EL PASO, Texas (KTSM) – The start of fall sports in El Paso is in doubt following the City of El Paso’s updated order for all independent school districts and private schools in El Paso County.
According to the order, all school systems shall not re-open schools for on-campus, face-to-face instruction until after Sept. 7, 2020. In addition, extracurricular sports and activities shall not take place until school systems re-open for on-campus instruction.
The University Interscholastic League (UIL) is the governing body for high school sports in Texas. They say fall sports are still scheduled to begin practices on Monday, August 3, to prepare for a full 2020 season. Per the City of El Paso’s order, that will not happen in the Sun City.
El Paso Independent School District and Socorro Independent School District have both already announced they will comply with the new city order, beginning virtual student instruction on August 17 before moving to in-person instruction after September 7.
This leaves fall sports, at least in El Paso, in limbo. With the Texas high school football season scheduled to begin August 27, schools in El Paso County would not be permitted to even begin practicing until September 8. A total of 18 practices and one scrimmage is required before competition, meaning the high school football season in El Paso would be delayed, at minimum, six weeks.
“If that’s going to be the first day, then realistically probably about Sept. 25 would be that Friday within the 2 week period for the acclimation,” said Chapin head coach Ryan Warner, regarding the earliest possible start date for games.
Depending what the UIL ultimately decides to do at the state level, schools in El Paso are looking at a shortened fall sports season. There is a possibility of being able to compete in district play and playoffs, but only time will tell.
“There’s a lot of questions and a lot of plans. everyone has a plan but none of them match. it puts us in limbo like where do we stand?” said Parkland football coach Eric Frontz. “The UIL is a bit more lenient, but our city government is a lot more stringent so how does that work? What do we have to do to get on the football field safely? Those are all questions that are hard to answer.”

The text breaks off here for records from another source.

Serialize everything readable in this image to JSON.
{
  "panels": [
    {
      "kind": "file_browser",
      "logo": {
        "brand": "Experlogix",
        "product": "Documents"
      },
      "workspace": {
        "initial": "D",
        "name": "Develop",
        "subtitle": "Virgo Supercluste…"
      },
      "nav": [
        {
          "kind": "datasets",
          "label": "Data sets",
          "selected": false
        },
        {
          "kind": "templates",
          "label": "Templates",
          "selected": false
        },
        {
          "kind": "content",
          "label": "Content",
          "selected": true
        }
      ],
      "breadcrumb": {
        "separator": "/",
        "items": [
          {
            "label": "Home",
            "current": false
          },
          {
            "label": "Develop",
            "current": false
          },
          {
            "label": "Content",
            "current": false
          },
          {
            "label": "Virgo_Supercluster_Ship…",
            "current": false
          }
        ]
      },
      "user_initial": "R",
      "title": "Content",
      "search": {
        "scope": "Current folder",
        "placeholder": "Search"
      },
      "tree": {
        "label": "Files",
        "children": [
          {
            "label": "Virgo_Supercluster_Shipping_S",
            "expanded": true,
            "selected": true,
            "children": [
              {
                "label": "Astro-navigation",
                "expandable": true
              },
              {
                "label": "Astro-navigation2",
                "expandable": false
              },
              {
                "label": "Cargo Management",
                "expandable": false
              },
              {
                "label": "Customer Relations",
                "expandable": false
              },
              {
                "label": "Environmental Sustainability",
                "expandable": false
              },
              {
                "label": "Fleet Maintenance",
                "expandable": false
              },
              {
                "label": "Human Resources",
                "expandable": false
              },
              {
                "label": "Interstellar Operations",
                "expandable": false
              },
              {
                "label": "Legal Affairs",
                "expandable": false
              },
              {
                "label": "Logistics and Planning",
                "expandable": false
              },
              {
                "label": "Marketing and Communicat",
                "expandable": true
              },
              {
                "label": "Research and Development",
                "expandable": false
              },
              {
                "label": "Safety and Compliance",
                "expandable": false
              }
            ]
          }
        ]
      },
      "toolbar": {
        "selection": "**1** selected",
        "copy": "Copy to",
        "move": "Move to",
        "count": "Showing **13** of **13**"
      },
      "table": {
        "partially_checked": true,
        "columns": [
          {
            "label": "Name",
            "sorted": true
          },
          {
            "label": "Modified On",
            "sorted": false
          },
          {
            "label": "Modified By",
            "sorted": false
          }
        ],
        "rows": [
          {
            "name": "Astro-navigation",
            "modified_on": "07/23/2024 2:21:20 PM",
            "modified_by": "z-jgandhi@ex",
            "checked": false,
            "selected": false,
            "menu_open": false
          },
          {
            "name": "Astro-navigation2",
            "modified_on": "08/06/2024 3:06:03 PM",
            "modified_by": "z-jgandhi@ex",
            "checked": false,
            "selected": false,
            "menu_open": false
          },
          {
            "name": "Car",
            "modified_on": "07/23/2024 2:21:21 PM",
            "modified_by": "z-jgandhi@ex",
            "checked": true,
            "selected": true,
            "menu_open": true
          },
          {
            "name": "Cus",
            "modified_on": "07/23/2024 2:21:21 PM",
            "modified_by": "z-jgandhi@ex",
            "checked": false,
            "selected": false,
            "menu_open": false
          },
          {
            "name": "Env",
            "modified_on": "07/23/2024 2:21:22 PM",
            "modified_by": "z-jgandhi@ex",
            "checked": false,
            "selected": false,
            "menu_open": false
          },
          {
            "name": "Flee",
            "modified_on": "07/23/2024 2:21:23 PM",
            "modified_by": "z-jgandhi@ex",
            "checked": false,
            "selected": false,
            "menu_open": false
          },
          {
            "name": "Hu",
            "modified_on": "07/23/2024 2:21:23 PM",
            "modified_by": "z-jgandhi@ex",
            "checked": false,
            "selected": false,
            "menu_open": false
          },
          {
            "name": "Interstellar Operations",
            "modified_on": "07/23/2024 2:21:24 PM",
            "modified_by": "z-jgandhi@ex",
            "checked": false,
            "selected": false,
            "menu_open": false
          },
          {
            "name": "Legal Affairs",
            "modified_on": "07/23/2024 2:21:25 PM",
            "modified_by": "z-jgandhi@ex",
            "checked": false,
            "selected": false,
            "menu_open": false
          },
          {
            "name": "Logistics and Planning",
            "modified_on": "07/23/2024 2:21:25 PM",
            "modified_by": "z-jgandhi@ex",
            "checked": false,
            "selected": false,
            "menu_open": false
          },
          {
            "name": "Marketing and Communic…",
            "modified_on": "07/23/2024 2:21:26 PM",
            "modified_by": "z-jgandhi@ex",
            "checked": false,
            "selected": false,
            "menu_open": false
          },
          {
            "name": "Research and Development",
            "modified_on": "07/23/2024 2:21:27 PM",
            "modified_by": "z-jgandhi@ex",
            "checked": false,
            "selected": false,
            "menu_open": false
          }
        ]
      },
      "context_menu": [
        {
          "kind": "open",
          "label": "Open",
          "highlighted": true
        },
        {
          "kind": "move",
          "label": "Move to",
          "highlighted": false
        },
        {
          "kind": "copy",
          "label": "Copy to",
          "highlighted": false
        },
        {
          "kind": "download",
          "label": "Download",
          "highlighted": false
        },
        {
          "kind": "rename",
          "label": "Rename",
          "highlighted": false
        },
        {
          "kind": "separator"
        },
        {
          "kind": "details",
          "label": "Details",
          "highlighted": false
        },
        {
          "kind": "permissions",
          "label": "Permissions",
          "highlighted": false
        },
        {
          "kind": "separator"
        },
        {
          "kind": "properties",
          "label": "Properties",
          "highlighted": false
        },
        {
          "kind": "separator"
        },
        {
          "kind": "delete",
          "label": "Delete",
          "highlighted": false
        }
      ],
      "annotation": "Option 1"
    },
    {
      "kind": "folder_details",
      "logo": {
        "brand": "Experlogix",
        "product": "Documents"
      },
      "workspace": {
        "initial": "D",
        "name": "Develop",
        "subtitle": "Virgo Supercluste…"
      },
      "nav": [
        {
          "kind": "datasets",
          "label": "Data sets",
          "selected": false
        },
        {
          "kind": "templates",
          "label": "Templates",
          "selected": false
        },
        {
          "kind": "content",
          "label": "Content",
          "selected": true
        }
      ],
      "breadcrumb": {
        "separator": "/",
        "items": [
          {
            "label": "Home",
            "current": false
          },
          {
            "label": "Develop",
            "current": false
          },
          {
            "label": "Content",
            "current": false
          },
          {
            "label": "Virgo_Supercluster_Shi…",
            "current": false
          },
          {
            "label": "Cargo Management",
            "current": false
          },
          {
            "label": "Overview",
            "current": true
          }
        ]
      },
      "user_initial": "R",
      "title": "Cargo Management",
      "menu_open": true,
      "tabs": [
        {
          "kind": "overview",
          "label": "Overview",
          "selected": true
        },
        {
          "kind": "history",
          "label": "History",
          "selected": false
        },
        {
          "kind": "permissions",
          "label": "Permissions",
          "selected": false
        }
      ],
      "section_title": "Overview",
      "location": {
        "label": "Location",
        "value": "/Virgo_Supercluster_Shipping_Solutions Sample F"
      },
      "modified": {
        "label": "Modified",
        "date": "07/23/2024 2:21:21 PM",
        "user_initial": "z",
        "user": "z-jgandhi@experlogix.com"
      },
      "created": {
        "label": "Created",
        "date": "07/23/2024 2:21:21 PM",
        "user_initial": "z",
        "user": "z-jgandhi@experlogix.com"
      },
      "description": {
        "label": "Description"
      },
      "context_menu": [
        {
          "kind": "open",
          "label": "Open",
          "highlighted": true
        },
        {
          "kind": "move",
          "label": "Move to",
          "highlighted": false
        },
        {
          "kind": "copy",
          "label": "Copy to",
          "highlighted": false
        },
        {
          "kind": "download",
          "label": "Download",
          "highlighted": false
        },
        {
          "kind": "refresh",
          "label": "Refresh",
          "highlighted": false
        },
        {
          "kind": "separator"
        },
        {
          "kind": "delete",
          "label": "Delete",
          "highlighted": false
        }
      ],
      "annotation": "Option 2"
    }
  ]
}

The UIL has not commented on the City of El Paso’s decision to ban high school sports from taking place until on-campus instruction resumes.